An image circulating online promotes the claim that the colors of the Confederate battle flag were chosen for their religious meanings, but that interpretation runs counter to historical analysis.
According to the image, the use of red in the flag — which has become known as the “Stars and Bars” (not a historically accurate term) — symbolizes “the blood of Christ,” while the white border around the blue cross represents “the protection of God.” The cross itself, the claim states, hearkens to Saint Andrew, the first disciple of Jesus:
The design that Miles championed was apparently inspired by one of the flags used at the South Carolina secession convention in December 1860. That flag featured a blue St. George’s (or upright) cross on a red field. Emblazoned on the cross were fifteen white stars representing the slaveholding states, and on the red field were two symbols of South Carolina: the palmetto tree and the crescent. Charles Moise, a self-described “southerner of Jewish persuasion,” wrote Miles and other members of the South Carolina delegation asking that “the symbol of a particular religion” not be made the symbol of the nation.
In adapting his flag to take these criticisms into account, Miles removed the palmetto tree and crescent and substituted a diagonal cross for the St. George’s cross.
In a report to the Confederate Congress, Miles said that the original Confederate national flag’s colors were red, white, and blue because they were “the great republican colors.” But here, again, he declined to ascribe religious meaning to them, instead saying that they were “emblematic of the three great virtues — of valor, purity and truth.” A picture of Miles’ report can be seen below:
Historian John Coski told us in an e-mail that:

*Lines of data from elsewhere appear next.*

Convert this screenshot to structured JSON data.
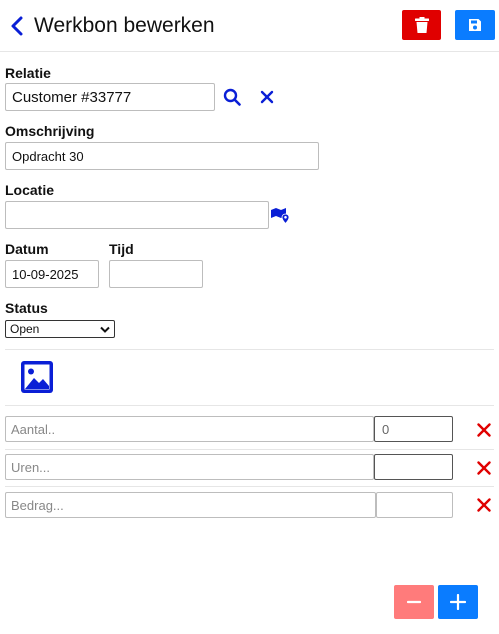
{
  "header": {
    "title": "Werkbon bewerken",
    "back_icon": "chevron-left-icon",
    "delete_icon": "trash-icon",
    "save_icon": "floppy-disk-icon",
    "delete_color": "#e00000",
    "save_color": "#0a7cff"
  },
  "relatie": {
    "label": "Relatie",
    "value": "Customer #33777",
    "search_icon": "search-icon",
    "clear_icon": "close-icon"
  },
  "omschrijving": {
    "label": "Omschrijving",
    "value": "Opdracht 30"
  },
  "locatie": {
    "label": "Locatie",
    "value": "",
    "map_icon": "map-marker-icon"
  },
  "datum": {
    "label": "Datum",
    "value": "10-09-2025"
  },
  "tijd": {
    "label": "Tijd",
    "value": ""
  },
  "status": {
    "label": "Status",
    "selected": "Open"
  },
  "photo": {
    "icon": "image-icon"
  },
  "lines": [
    {
      "placeholder": "Aantal..",
      "value": "0",
      "delete_icon": "close-icon"
    },
    {
      "placeholder": "Uren...",
      "value": "",
      "delete_icon": "close-icon"
    },
    {
      "placeholder": "Bedrag...",
      "value": "",
      "delete_icon": "close-icon"
    }
  ],
  "footer": {
    "minus_icon": "minus-icon",
    "plus_icon": "plus-icon",
    "minus_color": "#ff7b7b",
    "plus_color": "#0a7cff"
  },
  "colors": {
    "accent_blue": "#0a1fd6",
    "danger_red": "#e00000"
  }
}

In short, according to the man who was most responsible for promoting what we call the Confederate flag, it was an explicitly secular flag and its colors represented republican virtues. As I wrote in my book, others promoted the “Southern Cross” for religious reasons and the flag took on religious meaning to many southerners even before the end of the war, but its original intent was not religious and its religious significance is primarily a 20th-century product.
Coski also noted that, while the battle flag has come to be known as the “Stars and Bars,” the nickname was actually coined for its predecessor, which was approved by the Confederate States Provisional Congress and used between 1861 and 1863.